*ENTRIES SUPPLIED*
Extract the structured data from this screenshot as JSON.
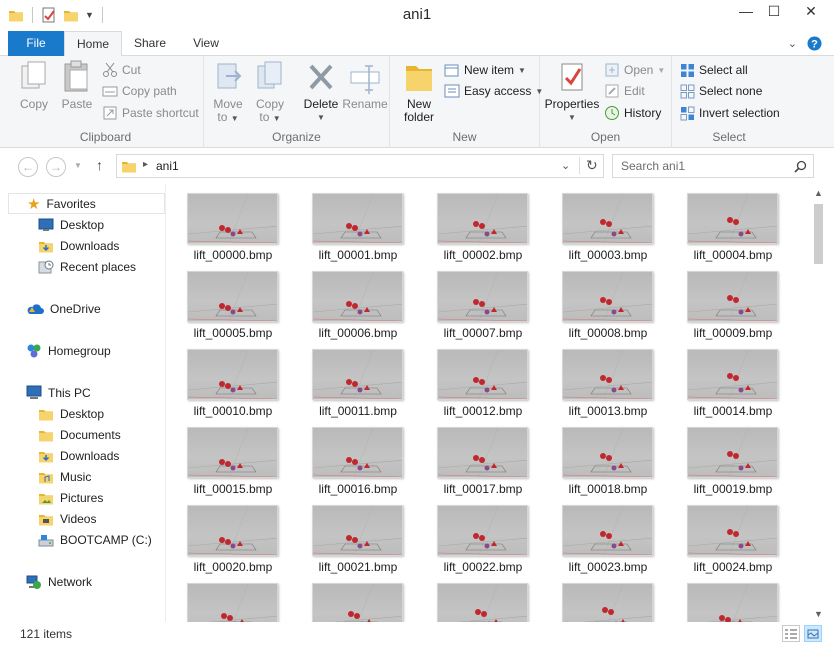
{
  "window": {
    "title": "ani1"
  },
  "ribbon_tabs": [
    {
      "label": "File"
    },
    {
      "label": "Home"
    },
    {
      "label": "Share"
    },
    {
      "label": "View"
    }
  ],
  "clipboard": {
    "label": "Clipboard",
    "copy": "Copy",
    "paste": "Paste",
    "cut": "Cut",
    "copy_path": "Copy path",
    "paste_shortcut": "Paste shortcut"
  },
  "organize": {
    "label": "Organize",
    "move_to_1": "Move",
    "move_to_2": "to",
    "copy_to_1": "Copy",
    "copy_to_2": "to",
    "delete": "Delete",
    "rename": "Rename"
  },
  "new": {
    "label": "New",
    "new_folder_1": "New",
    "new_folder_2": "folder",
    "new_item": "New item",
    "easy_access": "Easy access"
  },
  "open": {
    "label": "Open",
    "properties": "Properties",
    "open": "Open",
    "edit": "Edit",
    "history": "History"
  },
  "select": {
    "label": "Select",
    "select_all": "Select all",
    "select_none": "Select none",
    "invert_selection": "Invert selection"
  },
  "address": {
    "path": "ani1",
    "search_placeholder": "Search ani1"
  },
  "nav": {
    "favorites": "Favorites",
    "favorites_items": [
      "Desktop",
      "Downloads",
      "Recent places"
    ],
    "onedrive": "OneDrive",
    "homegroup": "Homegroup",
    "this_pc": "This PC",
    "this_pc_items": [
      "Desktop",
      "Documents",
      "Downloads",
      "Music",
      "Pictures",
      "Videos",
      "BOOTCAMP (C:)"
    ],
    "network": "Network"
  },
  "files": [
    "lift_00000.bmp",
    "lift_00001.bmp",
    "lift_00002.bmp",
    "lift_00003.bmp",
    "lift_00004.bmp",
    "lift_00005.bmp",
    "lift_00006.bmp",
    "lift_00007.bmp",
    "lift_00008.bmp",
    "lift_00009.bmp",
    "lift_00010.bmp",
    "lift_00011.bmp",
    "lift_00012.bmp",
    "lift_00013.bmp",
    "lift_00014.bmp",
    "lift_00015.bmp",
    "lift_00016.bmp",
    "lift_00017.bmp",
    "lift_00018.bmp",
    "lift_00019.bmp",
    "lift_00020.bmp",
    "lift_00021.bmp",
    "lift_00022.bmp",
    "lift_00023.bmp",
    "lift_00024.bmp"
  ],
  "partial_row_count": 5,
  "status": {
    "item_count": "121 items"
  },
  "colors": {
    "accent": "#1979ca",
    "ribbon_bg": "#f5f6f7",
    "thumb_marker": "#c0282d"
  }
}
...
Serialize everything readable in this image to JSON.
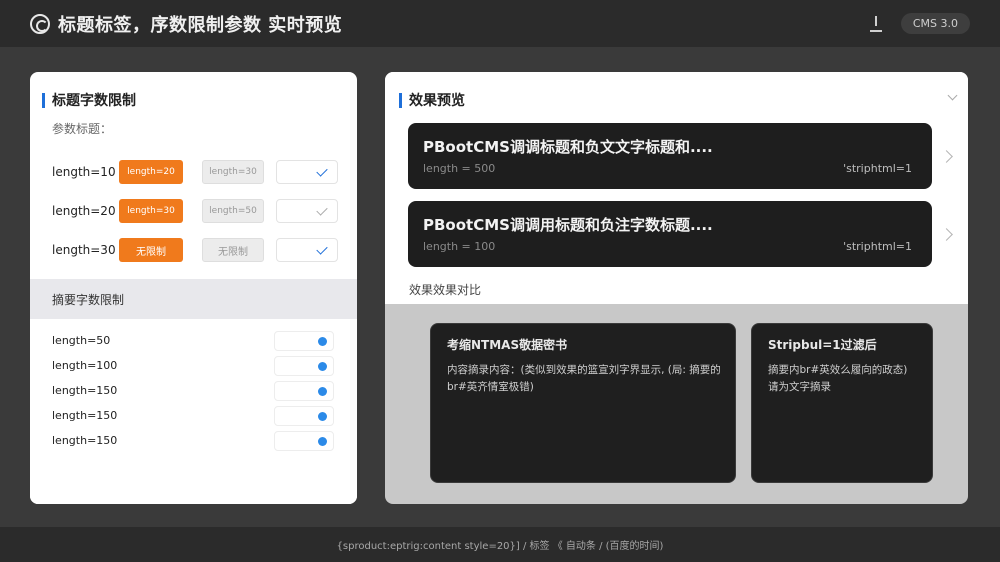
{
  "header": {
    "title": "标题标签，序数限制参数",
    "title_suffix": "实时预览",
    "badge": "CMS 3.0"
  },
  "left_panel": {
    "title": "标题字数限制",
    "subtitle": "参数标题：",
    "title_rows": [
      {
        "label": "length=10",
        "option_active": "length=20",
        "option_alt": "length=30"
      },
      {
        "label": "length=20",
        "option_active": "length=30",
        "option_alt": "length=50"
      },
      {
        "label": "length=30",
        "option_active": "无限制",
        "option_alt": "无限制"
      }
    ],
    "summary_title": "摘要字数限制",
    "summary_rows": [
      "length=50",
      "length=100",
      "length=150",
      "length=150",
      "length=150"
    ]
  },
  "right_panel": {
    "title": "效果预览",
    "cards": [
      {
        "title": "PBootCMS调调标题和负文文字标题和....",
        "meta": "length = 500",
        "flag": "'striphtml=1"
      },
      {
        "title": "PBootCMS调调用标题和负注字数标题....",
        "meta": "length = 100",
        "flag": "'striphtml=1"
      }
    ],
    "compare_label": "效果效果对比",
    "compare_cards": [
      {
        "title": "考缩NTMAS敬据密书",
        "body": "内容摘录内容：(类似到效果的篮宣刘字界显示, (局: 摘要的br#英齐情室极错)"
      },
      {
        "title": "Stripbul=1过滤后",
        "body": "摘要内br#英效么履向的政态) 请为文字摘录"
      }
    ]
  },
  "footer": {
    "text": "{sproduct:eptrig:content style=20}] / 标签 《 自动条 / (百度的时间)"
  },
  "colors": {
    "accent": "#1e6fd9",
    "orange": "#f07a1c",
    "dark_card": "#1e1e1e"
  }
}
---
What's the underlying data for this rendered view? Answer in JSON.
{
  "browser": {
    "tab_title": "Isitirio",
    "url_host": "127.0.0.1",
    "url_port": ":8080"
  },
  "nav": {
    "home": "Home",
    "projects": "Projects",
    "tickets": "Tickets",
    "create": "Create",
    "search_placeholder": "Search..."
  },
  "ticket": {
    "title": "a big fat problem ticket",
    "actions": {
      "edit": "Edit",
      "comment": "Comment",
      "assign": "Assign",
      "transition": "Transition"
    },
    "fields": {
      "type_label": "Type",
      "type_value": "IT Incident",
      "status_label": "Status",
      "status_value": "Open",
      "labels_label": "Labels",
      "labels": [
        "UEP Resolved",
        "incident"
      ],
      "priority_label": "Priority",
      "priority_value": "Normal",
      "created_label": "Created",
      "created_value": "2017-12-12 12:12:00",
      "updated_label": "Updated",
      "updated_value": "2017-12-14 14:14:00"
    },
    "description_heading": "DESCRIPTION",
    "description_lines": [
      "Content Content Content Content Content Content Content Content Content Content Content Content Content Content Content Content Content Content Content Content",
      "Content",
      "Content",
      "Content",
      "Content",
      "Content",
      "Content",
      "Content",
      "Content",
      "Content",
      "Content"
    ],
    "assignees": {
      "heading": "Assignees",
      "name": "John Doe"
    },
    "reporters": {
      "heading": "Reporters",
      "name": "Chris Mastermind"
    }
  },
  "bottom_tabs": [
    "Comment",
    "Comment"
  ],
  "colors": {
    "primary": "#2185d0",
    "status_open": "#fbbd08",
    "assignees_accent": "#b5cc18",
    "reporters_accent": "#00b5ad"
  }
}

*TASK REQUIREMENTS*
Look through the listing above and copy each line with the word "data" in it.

*SOLUTION TO THIS EXERCISE*
Extract the structured data from this screenshot as JSON.
What's the underlying data for this rendered view? Answer in JSON.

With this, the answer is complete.